God forgives us for our shortcomings when we go to God as the slave went to the master and begged for mercy. The master forgave the slave all of his debts—that is what God does for us when we ask for mercy.
When we accept God’s free gift of mercy, we can forgive ourselves for being the imperfect people that all of us are.
Desiderio has some excellent suggestions about how to work on forgiving ourselves.
He suggests that we substitute positive thoughts for negative thoughts. So when I have a negative thought about myself—I make the decision to substitute a positive thought in the place of it.
Another suggestion is to substitute gratitude for self-pity—
Self-pity can keep us mired in a pit of depression and self-hatred. Instead, Desiderio suggests that when we are tempted to pity ourselves, that instead we turn to gratitude—that we intentionally focus on the good things in our lives.
Focus on our strengths rather than our weaknesses—
And to do good to others, as we would have them do for us.
The third big forgive is to forgive the ones who hurt us.
I’d like to point out here the difference between forgiveness and reconciliation.
Forgiving someone is something we choose to do. Desiderio says that forgiveness is a decision to let go of resentment and thoughts of revenge. We cancel the emotional debt the other person owes us to free ourselves from destructive feelings.
As Christians, we decide to accept God’s grace of forgiveness and to extend it to others. We feel differently. We find ourselves praying for the person rather than wanting to get back at the person.
Forgiveness is something we do regardless of whether or not the other person apologizes to us or changes, or feels remorse. Ultimately, forgiveness of the one who hurt us is something we do for ourselves.
As Lynn McQuinn, who lost her husband on 9-11 says, “On the road to peace, we have to cross the bridge of forgiveness.” Each one of us makes a decision about whether or not we want to walk down the road to peace in our own lives, regardless of what the person who hurt us chooses.

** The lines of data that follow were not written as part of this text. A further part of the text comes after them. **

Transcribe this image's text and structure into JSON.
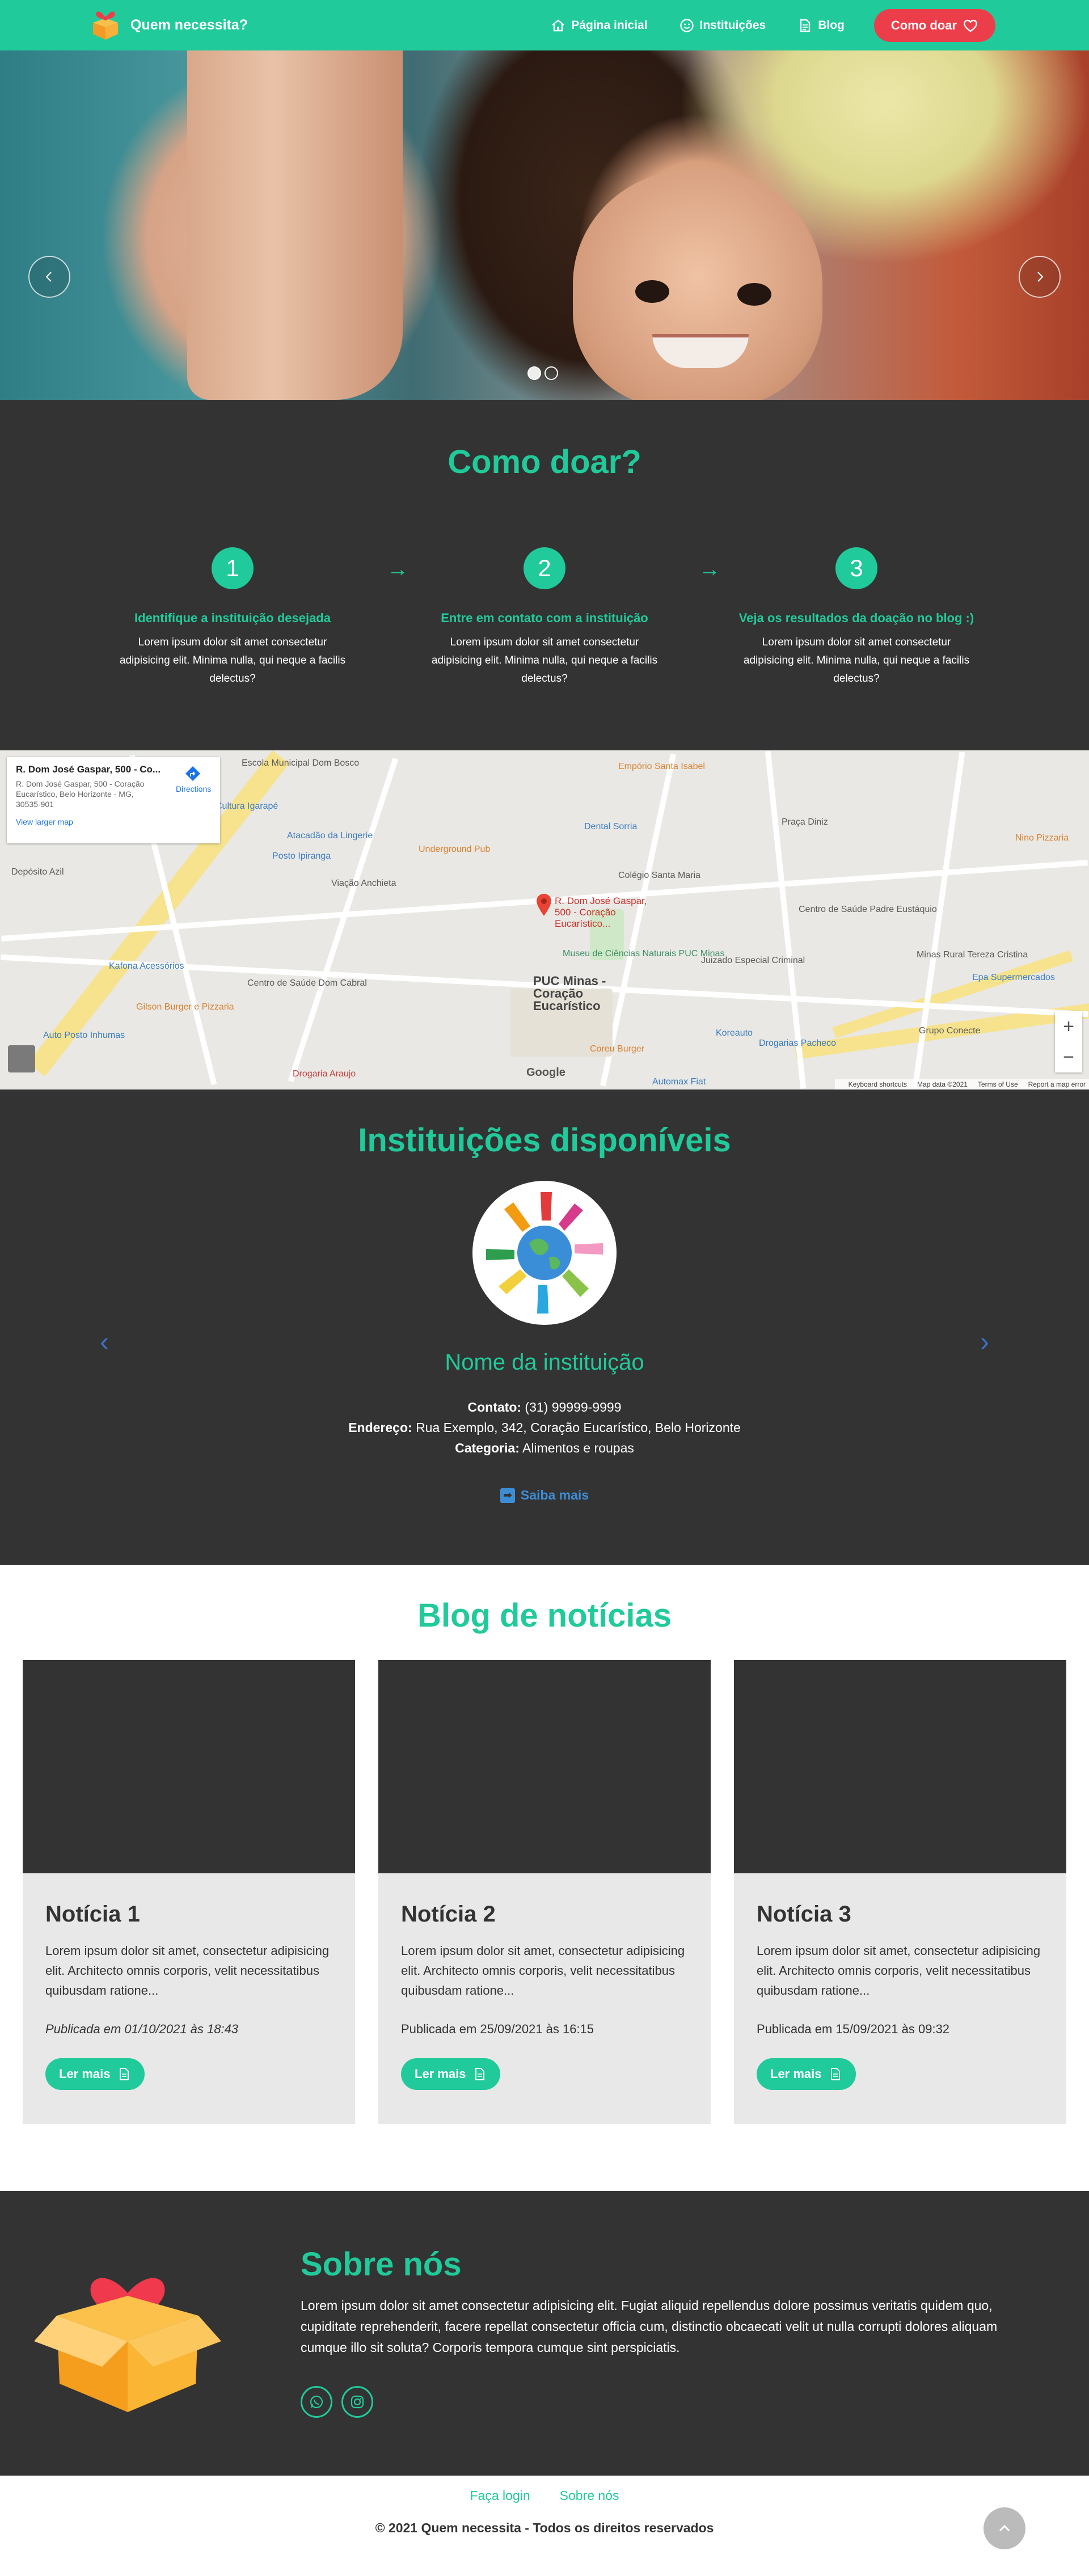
{
  "navbar": {
    "brand": "Quem necessita?",
    "links": [
      {
        "label": "Página inicial",
        "icon": "home-icon"
      },
      {
        "label": "Instituições",
        "icon": "smile-icon"
      },
      {
        "label": "Blog",
        "icon": "document-icon"
      }
    ],
    "donate_label": "Como doar",
    "colors": {
      "accent": "#21ca9b",
      "donate": "#ec3e4a"
    }
  },
  "hero": {
    "slides": 2,
    "active_slide": 1
  },
  "how_to": {
    "title": "Como doar?",
    "steps": [
      {
        "number": "1",
        "title": "Identifique a instituição desejada",
        "text": "Lorem ipsum dolor sit amet consectetur adipisicing elit. Minima nulla, qui neque a facilis delectus?"
      },
      {
        "number": "2",
        "title": "Entre em contato com a instituição",
        "text": "Lorem ipsum dolor sit amet consectetur adipisicing elit. Minima nulla, qui neque a facilis delectus?"
      },
      {
        "number": "3",
        "title": "Veja os resultados da doação no blog :)",
        "text": "Lorem ipsum dolor sit amet consectetur adipisicing elit. Minima nulla, qui neque a facilis delectus?"
      }
    ]
  },
  "map": {
    "card_title": "R. Dom José Gaspar, 500 - Co...",
    "card_address": "R. Dom José Gaspar, 500 - Coração Eucarístico, Belo Horizonte - MG, 30535-901",
    "directions_label": "Directions",
    "larger_map_label": "View larger map",
    "marker_label": "R. Dom José Gaspar, 500 - Coração Eucarístico...",
    "places": {
      "escola": "Escola Municipal Dom Bosco",
      "emporio": "Empório Santa Isabel",
      "dental": "Dental Sorria",
      "praca": "Praça Diniz",
      "nino": "Nino Pizzaria",
      "cultura": "Cultura Igarapé",
      "alacadao": "Atacadão da Lingerie",
      "posto_ipiranga": "Posto Ipiranga",
      "underground": "Underground Pub",
      "anchieta": "Viação Anchieta",
      "colegio": "Colégio Santa Maria",
      "saude_padre": "Centro de Saúde Padre Eustáquio",
      "deposito": "Depósito Azil",
      "museu": "Museu de Ciências Naturais PUC Minas",
      "juizado": "Juizado Especial Criminal",
      "minas_rural": "Minas Rural Tereza Cristina",
      "kafona": "Kafona Acessórios",
      "saude_cabral": "Centro de Saúde Dom Cabral",
      "puc": "PUC Minas - Coração Eucarístico",
      "epa": "Epa Supermercados",
      "gilson": "Gilson Burger e Pizzaria",
      "koreauto": "Koreauto",
      "grupo": "Grupo Conecte",
      "posto_inhumas": "Auto Posto Inhumas",
      "coreu": "Coreu Burger",
      "pacheco": "Drogarias Pacheco",
      "araujo": "Drogaria Araujo",
      "automax": "Automax Fiat"
    },
    "google": "Google",
    "footer": [
      "Keyboard shortcuts",
      "Map data ©2021",
      "Terms of Use",
      "Report a map error"
    ]
  },
  "institutions": {
    "title": "Instituições disponíveis",
    "name": "Nome da instituição",
    "contact_label": "Contato:",
    "contact_value": "(31) 99999-9999",
    "address_label": "Endereço:",
    "address_value": "Rua Exemplo, 342, Coração Eucarístico, Belo Horizonte",
    "category_label": "Categoria:",
    "category_value": "Alimentos e roupas",
    "more_label": "Saiba mais"
  },
  "blog": {
    "title": "Blog de notícias",
    "posts": [
      {
        "title": "Notícia 1",
        "text": "Lorem ipsum dolor sit amet, consectetur adipisicing elit. Architecto omnis corporis, velit necessitatibus quibusdam ratione...",
        "date": "Publicada em 01/10/2021 às 18:43",
        "button": "Ler mais"
      },
      {
        "title": "Notícia 2",
        "text": "Lorem ipsum dolor sit amet, consectetur adipisicing elit. Architecto omnis corporis, velit necessitatibus quibusdam ratione...",
        "date": "Publicada em 25/09/2021 às 16:15",
        "button": "Ler mais"
      },
      {
        "title": "Notícia 3",
        "text": "Lorem ipsum dolor sit amet, consectetur adipisicing elit. Architecto omnis corporis, velit necessitatibus quibusdam ratione...",
        "date": "Publicada em 15/09/2021 às 09:32",
        "button": "Ler mais"
      }
    ]
  },
  "about": {
    "title": "Sobre nós",
    "text": "Lorem ipsum dolor sit amet consectetur adipisicing elit. Fugiat aliquid repellendus dolore possimus veritatis quidem quo, cupiditate reprehenderit, facere repellat consectetur officia cum, distinctio obcaecati velit ut nulla corrupti dolores aliquam cumque illo sit soluta? Corporis tempora cumque sint perspiciatis."
  },
  "footer": {
    "links": [
      "Faça login",
      "Sobre nós"
    ],
    "copyright": "© 2021 Quem necessita - Todos os direitos reservados"
  }
}
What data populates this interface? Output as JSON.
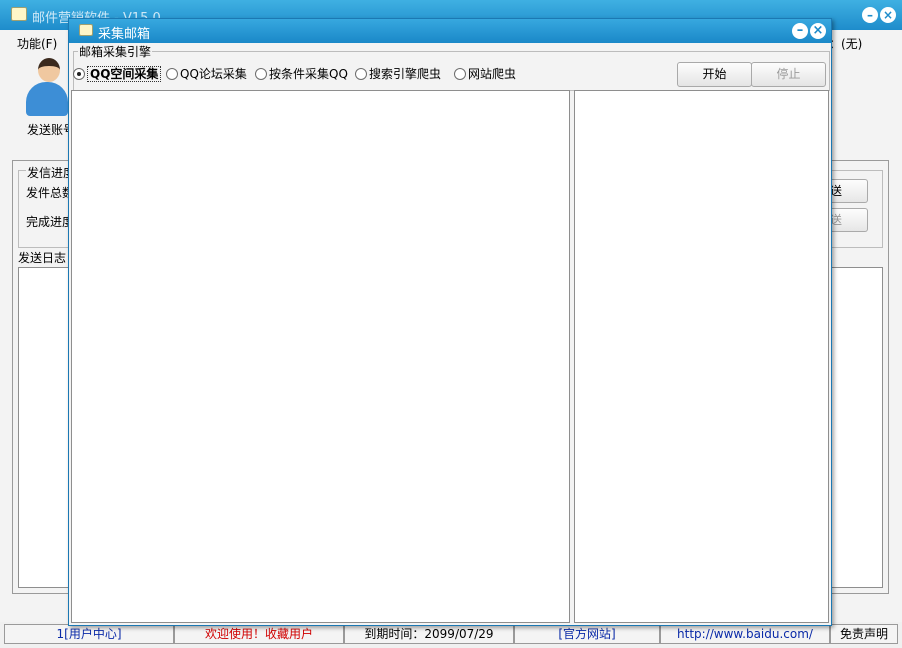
{
  "main_window": {
    "title": "邮件营销软件 - V15.0",
    "menu": {
      "function_label": "功能(F)",
      "status_text": "：(无)"
    },
    "toolbar": {
      "send_account_label": "发送账号"
    },
    "progress_group": {
      "legend": "发信进度",
      "total_label": "发件总数",
      "done_label": "完成进度",
      "send_button": "送",
      "stop_send_button": "送"
    },
    "log": {
      "label": "发送日志"
    },
    "statusbar": {
      "cells": [
        "1[用户中心]",
        "欢迎使用！收藏用户",
        "到期时间：2099/07/29",
        "[官方网站]",
        "http://www.baidu.com/",
        "免责声明"
      ]
    }
  },
  "dialog": {
    "title": "采集邮箱",
    "engine_group_label": "邮箱采集引擎",
    "options": [
      {
        "label": "QQ空间采集",
        "selected": true
      },
      {
        "label": "QQ论坛采集",
        "selected": false
      },
      {
        "label": "按条件采集QQ",
        "selected": false
      },
      {
        "label": "搜索引擎爬虫",
        "selected": false
      },
      {
        "label": "网站爬虫",
        "selected": false
      }
    ],
    "start_button": "开始",
    "stop_button": "停止"
  },
  "colors": {
    "titlebar": "#1a88c8",
    "link": "#0a2aa8",
    "warning": "#d10000"
  },
  "icons": [
    "mail-app-icon",
    "minimize-icon",
    "close-icon",
    "user-avatar-icon"
  ]
}
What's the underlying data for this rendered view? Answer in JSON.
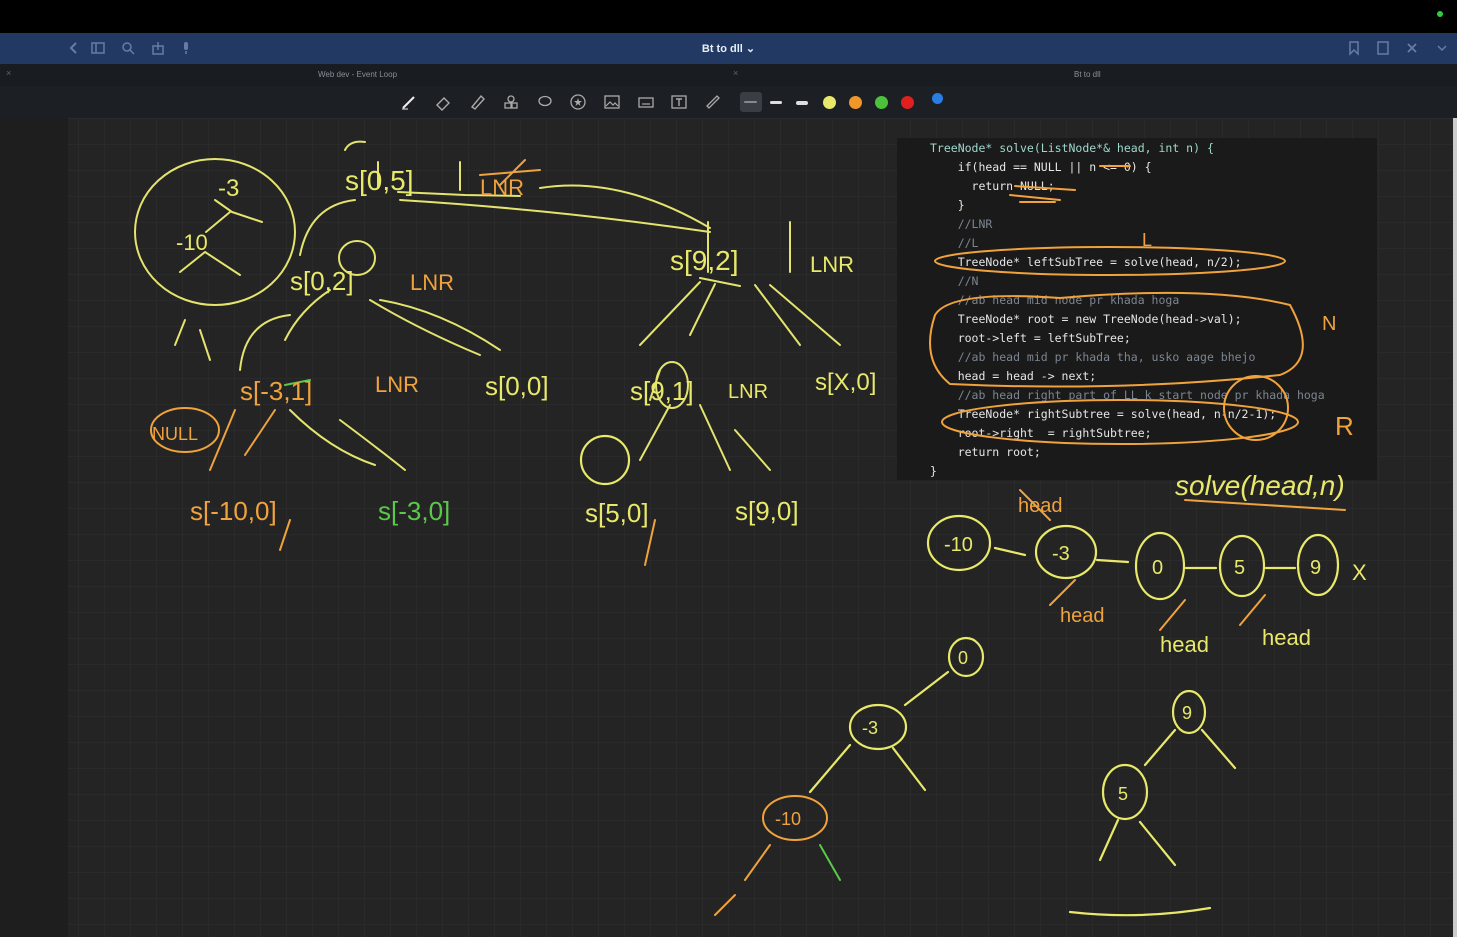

Reconciliation is a two way street. We can forgive the person who has hurt us without being reconciled to that person.
For instance, forgiveness is NOT putting up with hurtful behavior, setting the reset button and returning to a situation in which we get hurt all over again.
If the other person is not willing to be reconciled to us, then we might have to remove ourselves from the situation, because we have compassion for ourselves. So even as we forgive someone who injures and hurts us, we do not continue to accept abuse as part of forgiveness.
Some relationships cannot be mended, but even in these broken relationships that come to an end, when we decide to cross over the bridge of forgiveness , we cultivate compassion and love in our hearts for the person who has wounded us, and we look for the lessons we have learned in the bad situation that we have left.
If you would like to learn more about the work of forgiveness, I have included a list of resources on the Prayers of the People handout, and I hope that at some point in the coming year, we, as a parish, can gather for a series on how to forgive others as God has forgiven us.
Paul said to the Romans that “we do not live to ourselves, and we do not die to ourselves. If we live, we live to the Lord, and if we die, we die to the Lord; so then whether we live or whether we die, we are the Lord’s. For to this end Christ died and lived again, so that he might be Lord of both the dead and the living.
As a way of honoring those who died on 9-11, as a way of honoring those who have died since, as a way of honoring those who are fighting now for the security of our nation
Paul’s words challenge us to live to the Lord–
Invite God into your particular story, invite God to walk with you down your broken road, and ask God to help you study the hurtful events in your lives.
Ask God to ‘re-mind” you—to help you seek a new mind about those hurtful situations.
And invite God into your life as a healer—so that instead of hurting others you can cross over the bridge of forgiveness and become part of God’s compassionate, healing power in this broken world of ours.